* **Your assignment**:
Every line below that holds the string "this" should be copied out.

Entries from a dataset of interfaces:
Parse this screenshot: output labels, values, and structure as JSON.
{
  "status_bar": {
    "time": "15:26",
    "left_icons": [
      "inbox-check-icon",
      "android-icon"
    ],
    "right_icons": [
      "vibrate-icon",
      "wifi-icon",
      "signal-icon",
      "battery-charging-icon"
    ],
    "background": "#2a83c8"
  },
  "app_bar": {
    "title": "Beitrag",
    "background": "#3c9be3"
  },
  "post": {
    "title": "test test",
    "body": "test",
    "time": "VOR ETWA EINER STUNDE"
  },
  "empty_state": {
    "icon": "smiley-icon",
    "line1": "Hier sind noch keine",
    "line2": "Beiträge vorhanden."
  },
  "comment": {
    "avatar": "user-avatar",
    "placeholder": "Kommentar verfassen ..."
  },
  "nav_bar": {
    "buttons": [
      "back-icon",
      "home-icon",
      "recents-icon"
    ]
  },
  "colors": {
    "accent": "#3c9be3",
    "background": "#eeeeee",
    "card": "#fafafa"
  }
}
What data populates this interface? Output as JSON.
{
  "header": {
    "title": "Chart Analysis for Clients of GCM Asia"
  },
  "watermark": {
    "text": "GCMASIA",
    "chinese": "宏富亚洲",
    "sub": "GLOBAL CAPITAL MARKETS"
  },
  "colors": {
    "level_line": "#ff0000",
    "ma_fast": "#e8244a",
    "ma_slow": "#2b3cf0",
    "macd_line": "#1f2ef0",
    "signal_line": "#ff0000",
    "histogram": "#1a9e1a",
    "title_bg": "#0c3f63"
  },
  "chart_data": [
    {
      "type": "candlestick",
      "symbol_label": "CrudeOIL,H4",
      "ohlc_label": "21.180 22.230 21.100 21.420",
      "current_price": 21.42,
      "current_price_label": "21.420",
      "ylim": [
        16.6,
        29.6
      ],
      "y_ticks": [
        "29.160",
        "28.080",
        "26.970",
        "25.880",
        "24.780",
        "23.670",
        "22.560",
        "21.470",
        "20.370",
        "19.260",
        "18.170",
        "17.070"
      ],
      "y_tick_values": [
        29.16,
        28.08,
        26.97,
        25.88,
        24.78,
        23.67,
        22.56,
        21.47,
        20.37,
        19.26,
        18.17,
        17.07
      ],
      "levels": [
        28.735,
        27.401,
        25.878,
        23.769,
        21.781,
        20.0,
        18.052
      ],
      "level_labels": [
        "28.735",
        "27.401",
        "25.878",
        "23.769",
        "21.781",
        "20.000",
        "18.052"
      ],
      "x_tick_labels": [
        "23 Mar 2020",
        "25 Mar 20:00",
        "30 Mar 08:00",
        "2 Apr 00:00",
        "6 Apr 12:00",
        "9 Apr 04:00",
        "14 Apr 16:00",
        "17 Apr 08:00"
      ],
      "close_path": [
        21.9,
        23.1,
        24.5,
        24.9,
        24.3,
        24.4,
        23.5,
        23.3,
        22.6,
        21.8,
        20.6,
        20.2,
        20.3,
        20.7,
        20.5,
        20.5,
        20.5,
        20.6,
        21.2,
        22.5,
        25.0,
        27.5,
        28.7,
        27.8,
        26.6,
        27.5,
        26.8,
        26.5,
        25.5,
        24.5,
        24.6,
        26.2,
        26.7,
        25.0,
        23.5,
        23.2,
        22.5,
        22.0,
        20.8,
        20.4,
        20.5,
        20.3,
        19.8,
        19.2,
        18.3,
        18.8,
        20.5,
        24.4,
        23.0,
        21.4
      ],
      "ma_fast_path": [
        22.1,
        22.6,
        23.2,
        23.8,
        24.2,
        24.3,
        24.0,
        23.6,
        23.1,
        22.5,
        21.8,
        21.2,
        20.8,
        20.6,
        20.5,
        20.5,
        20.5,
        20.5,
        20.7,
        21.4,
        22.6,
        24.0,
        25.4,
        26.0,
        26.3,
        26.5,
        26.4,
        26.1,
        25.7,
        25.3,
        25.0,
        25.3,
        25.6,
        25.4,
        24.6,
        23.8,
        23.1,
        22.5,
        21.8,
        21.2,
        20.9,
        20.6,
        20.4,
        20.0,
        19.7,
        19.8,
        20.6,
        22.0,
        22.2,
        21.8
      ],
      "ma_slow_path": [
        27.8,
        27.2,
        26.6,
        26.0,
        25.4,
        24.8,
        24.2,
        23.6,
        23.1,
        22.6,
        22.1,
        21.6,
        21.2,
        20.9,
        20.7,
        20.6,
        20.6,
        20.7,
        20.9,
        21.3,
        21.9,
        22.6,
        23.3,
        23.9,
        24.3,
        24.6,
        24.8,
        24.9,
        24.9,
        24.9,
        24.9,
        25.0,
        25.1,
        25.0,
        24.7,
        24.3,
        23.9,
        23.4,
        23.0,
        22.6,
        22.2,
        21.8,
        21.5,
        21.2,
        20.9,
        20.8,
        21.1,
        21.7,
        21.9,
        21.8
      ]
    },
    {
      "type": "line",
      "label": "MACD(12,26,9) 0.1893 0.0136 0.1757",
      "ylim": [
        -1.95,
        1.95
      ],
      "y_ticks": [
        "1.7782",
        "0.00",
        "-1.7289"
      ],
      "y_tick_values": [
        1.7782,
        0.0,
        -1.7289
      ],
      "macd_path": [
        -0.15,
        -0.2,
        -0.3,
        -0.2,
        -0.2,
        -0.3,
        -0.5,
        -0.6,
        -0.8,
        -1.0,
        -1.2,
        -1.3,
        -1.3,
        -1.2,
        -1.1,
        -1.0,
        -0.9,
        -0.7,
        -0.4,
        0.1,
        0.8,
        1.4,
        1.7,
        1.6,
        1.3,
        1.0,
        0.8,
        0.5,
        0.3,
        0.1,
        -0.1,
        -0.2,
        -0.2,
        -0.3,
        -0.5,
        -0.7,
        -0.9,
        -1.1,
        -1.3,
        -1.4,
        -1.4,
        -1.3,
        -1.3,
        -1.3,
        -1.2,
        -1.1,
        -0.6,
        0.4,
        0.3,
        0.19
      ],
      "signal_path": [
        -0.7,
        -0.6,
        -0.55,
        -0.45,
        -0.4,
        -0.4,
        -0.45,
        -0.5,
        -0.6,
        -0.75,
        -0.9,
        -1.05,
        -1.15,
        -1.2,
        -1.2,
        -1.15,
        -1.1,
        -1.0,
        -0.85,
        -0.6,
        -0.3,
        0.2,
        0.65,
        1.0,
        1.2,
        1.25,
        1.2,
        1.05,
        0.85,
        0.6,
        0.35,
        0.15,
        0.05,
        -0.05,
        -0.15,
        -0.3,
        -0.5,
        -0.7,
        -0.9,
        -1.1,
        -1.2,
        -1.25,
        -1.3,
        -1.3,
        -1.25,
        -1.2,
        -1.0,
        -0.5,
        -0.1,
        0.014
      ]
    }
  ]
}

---

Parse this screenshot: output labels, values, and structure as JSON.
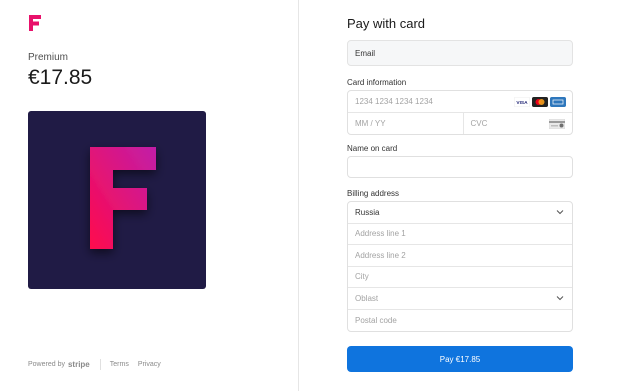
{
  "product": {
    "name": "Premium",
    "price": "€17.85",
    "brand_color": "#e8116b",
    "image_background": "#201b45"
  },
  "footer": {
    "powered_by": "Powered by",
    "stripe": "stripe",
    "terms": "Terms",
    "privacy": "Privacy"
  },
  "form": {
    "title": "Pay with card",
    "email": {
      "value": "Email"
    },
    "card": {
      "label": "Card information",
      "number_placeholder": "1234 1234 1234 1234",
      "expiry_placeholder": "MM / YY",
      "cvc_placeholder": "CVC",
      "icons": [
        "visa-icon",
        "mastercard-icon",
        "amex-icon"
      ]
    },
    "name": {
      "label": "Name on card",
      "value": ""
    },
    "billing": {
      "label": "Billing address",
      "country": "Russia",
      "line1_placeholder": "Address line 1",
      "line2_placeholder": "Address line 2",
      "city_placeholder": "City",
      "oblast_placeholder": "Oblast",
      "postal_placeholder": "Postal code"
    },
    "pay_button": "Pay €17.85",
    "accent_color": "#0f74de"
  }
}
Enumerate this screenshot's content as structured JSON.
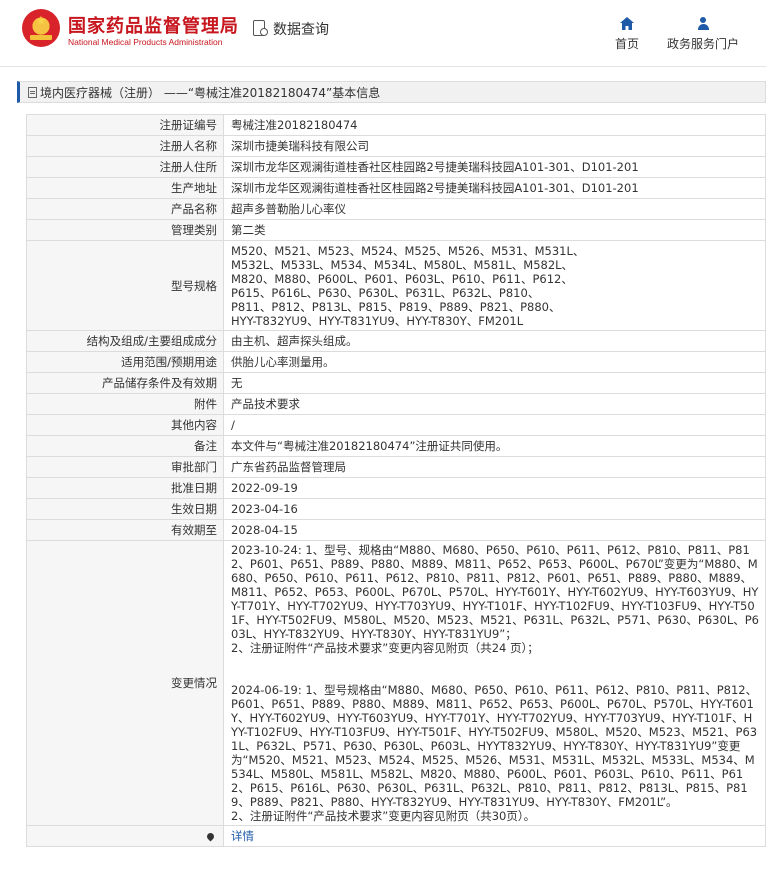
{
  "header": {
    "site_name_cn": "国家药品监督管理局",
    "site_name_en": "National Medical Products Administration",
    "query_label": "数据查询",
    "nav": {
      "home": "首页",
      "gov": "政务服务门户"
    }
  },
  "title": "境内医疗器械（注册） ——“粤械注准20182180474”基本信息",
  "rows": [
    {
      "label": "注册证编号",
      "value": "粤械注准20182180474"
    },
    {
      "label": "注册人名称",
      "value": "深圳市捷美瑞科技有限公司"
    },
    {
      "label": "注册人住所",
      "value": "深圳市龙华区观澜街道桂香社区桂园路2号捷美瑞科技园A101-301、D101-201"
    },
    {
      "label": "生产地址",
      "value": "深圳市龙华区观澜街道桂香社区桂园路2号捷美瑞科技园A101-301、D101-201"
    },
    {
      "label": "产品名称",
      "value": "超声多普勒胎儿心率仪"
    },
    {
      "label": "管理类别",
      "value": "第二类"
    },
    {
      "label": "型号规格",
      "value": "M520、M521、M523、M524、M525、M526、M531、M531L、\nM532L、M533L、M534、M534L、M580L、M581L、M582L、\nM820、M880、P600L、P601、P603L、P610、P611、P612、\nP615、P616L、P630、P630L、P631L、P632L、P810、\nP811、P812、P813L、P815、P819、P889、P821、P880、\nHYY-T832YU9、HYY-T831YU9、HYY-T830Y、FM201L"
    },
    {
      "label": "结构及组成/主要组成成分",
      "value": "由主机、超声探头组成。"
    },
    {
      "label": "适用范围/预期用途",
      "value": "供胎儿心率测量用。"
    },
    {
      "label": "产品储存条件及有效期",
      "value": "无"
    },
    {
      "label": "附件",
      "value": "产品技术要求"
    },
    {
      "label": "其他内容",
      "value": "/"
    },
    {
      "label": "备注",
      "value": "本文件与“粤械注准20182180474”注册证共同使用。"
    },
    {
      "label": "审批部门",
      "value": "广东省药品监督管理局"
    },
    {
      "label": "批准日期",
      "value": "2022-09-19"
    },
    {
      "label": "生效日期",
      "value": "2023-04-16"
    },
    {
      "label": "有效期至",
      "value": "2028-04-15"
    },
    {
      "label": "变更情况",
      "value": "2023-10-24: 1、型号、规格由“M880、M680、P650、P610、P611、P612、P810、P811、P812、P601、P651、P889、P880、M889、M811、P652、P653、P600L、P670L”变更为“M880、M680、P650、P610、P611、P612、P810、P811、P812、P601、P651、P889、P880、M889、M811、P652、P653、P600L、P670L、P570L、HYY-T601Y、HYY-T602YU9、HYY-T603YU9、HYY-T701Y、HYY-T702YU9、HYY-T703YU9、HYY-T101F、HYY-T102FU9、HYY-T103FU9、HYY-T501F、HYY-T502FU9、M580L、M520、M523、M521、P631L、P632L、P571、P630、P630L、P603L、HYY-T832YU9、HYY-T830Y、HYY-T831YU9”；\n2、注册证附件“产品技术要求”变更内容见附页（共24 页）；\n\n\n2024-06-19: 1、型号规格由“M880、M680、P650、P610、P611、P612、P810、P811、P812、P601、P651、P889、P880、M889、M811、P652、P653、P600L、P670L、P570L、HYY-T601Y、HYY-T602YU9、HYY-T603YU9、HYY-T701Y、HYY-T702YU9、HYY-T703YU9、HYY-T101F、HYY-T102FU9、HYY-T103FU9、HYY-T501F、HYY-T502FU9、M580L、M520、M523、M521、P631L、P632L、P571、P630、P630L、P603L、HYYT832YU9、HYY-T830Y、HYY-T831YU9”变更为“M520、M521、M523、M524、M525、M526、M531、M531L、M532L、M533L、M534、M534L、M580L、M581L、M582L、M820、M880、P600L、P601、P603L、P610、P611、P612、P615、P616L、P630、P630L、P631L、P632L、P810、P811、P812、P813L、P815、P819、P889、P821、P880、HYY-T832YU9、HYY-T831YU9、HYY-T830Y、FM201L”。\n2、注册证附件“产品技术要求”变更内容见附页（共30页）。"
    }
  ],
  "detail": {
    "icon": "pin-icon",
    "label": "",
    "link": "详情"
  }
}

* **The completed task**:
Parse this screenshot: output labels, values, and structure as JSON.
What data populates this interface? Output as JSON.
Parse this screenshot: output labels, values, and structure as JSON.
Enumerate this screenshot's content as structured JSON.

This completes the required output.